Last weekend Bark said that spring had finally arrived, and this week it felt like we had gone straight into summer. With the hottest April day recorded in the country for 70 years, and with a hot weekend forecast crowds of people came down to the moor to enjoy the birds, wildlife and countryside walks. The weather also helped the migrating birds as more of the regular summer migrants swelled the ranks of the early arrivals to fill the hedges, skies and reed beds. The Blackthorn bushes are full of blossom and the sunshine this week has really got the leaves going on the trees and bushes.
|Blackthorn in bloom|
Lots of different warblers can be heard from the car park, and if you listen carefully you can hear the distant reeling of a Grasshopper Warbler reeling in its usual area up by the feeders. Blackcap, Willow Warbler and Chiffchaff soon followed. The walk from the car park to the main bridleway had more warblers singing away, while some were hidden in the bushes, others decided to get on the top of the bush to blast out their song. The skulking Lesser Whitethroat kept hidden away, as did the Grasshopper Warbler, but the Sedge Warblers could be seen near the tops of the bushes with their heads back singing away. A Whitethroat perched on the wires along the track and had a quick burst of song before diving for cover. Lesser Whitethroats are calling from all over the moor but so far there aren’t as many Common Whitethroat about. I expect they will soon arrive in numbers and be spread over the moor as usual by next weekend. Cetti’s Warblers were easily picked up around the moor as they blasted out their song, often as you have just walked past. A Grasshopper Warbler was quite showy half way along the track to the first screen in the same place as last year. Garden Warblers were new arrivals this week and could be seen along the Roman road and the main bridleway, out in the open in the same area as last year. With Reed Warblers singing in the ditch around Greenaways it doesn’t take long to notch off the ten warblers that are usually found on the moor each year. With patience all the warblers can be seen well on the moor. There’s still time to pick up a passing Wood Warbler so hopefully one will drop in this week to keep the year list ticking over.
There have been a few sightings of Wheatear on the moor this spring and even though the number of sighting may be down on previous years there were three around the cattle pens on Friday, one on the Closes on Saturday and two on Big Otmoor on Sunday.
With clear skies some of the raptors stretched their wings and circled up high above the moor. Red Kites, Buzzards and Sparrowhawk all circled overhead. A Peregrine was seen out on its regular post on Sunday on Greenaways and the regular Marsh Harriers were seen coming and going over the reed bed area. A single Hobby was seen on Friday evening and another three were seen on Sunday which were new for the Otmoor year list.
Hares were dotted around the reserve and can be seen quite easily at this time of year. The sunshine encouraged the Grass Snakes and Common Lizards out into the open along the bridleway and at the Lizard Lounge in front of the first screen.
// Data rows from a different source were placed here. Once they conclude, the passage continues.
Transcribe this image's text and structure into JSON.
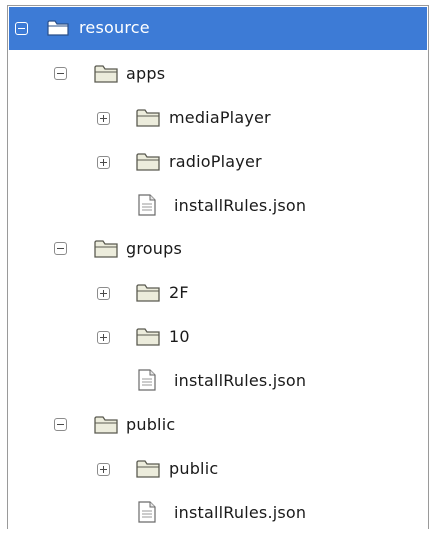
{
  "tree": {
    "root": {
      "label": "resource",
      "expanded": true,
      "selected": true,
      "icon": "folder-icon"
    },
    "apps": {
      "label": "apps",
      "expanded": true,
      "icon": "folder-icon",
      "children": [
        {
          "label": "mediaPlayer",
          "type": "folder",
          "expanded": false
        },
        {
          "label": "radioPlayer",
          "type": "folder",
          "expanded": false
        },
        {
          "label": "installRules.json",
          "type": "file"
        }
      ]
    },
    "groups": {
      "label": "groups",
      "expanded": true,
      "icon": "folder-icon",
      "children": [
        {
          "label": "2F",
          "type": "folder",
          "expanded": false
        },
        {
          "label": "10",
          "type": "folder",
          "expanded": false
        },
        {
          "label": "installRules.json",
          "type": "file"
        }
      ]
    },
    "public": {
      "label": "public",
      "expanded": true,
      "icon": "folder-icon",
      "children": [
        {
          "label": "public",
          "type": "folder",
          "expanded": false
        },
        {
          "label": "installRules.json",
          "type": "file"
        }
      ]
    }
  },
  "colors": {
    "selection": "#3d7bd6",
    "folder_fill": "#ececdc",
    "folder_stroke": "#5a5a50",
    "text": "#1a1a1a"
  }
}
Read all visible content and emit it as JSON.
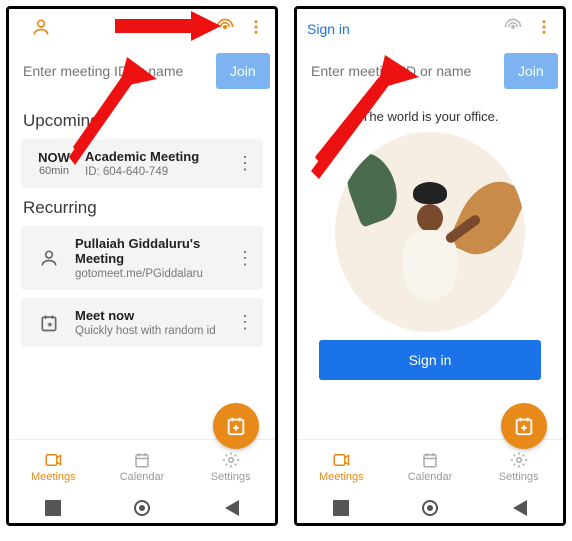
{
  "left": {
    "topbar": {
      "profile_icon": "profile",
      "cast_icon": "cast",
      "menu_icon": "more"
    },
    "search": {
      "placeholder": "Enter meeting ID or name",
      "join_label": "Join"
    },
    "sections": {
      "upcoming_title": "Upcoming",
      "recurring_title": "Recurring"
    },
    "upcoming": {
      "now_label": "NOW",
      "duration": "60min",
      "title": "Academic Meeting",
      "id_label": "ID: 604-640-749"
    },
    "recurring": [
      {
        "title": "Pullaiah Giddaluru's Meeting",
        "sub": "gotomeet.me/PGiddalaru"
      },
      {
        "title": "Meet now",
        "sub": "Quickly host with random id"
      }
    ],
    "nav": {
      "meetings": "Meetings",
      "calendar": "Calendar",
      "settings": "Settings"
    }
  },
  "right": {
    "signin": "Sign in",
    "search": {
      "placeholder": "Enter meeting ID or name",
      "join_label": "Join"
    },
    "tagline": "The world is your office.",
    "signin_button": "Sign in",
    "nav": {
      "meetings": "Meetings",
      "calendar": "Calendar",
      "settings": "Settings"
    }
  }
}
Ravens can often be picked up by their kronking call and one was seen flying over towards Oddington and two were seen drifting up high on a thermal over Greenaways. Woodcock and Jack Snipe were both seen over the weekend and were probably passing through. Booming Bittern was heard from the reed bed and three were seen flying over in the week. Grey Herons can be seen on nests in the reed bed and around the moor hunting for food.
Even though there are a good number of birds singing away on the reserve the Skylark must take the prize as the most persistent as they are all over the reserve brightening up the day with their song filling the air. Meadow pipits were heard singing out on the moor and Cuckoos were heard more often than they were seen however there are at least three flying around the area.
|Cuckoo, courtesy of John Reynolds|
A Curlew was seen chasing off a Red Kite that must have got too close for comfort south of the reserve and others were calling off to the east. Snipe have started drumming and are a great addition to the sounds on the moor at this time of year. There is still at least one Black Tailed Godwit on Big Otmoor and another new addition to the year list was a Whimbrel seen out on Big Otmoor. These birds are often picked up each year flying over so it was nice to see one hanging around on Saturday and Sunday.
Without doubt the bird of the weekend was a Pied Flycatcher and was seen by two of the weekend regulars. A great bird for the Otmoor year list and quite a difficult one to catch up with in Oxfordshire each year. Unfortunately it didn’t hang around and even though we searched all over for it we couldn’t find it again. It just goes to show that things are passing through and you have to be out and about to pick them up. Who knows what new birds will be added to the list over the coming week, hopefully something new for the reserve, well you have to live in hope!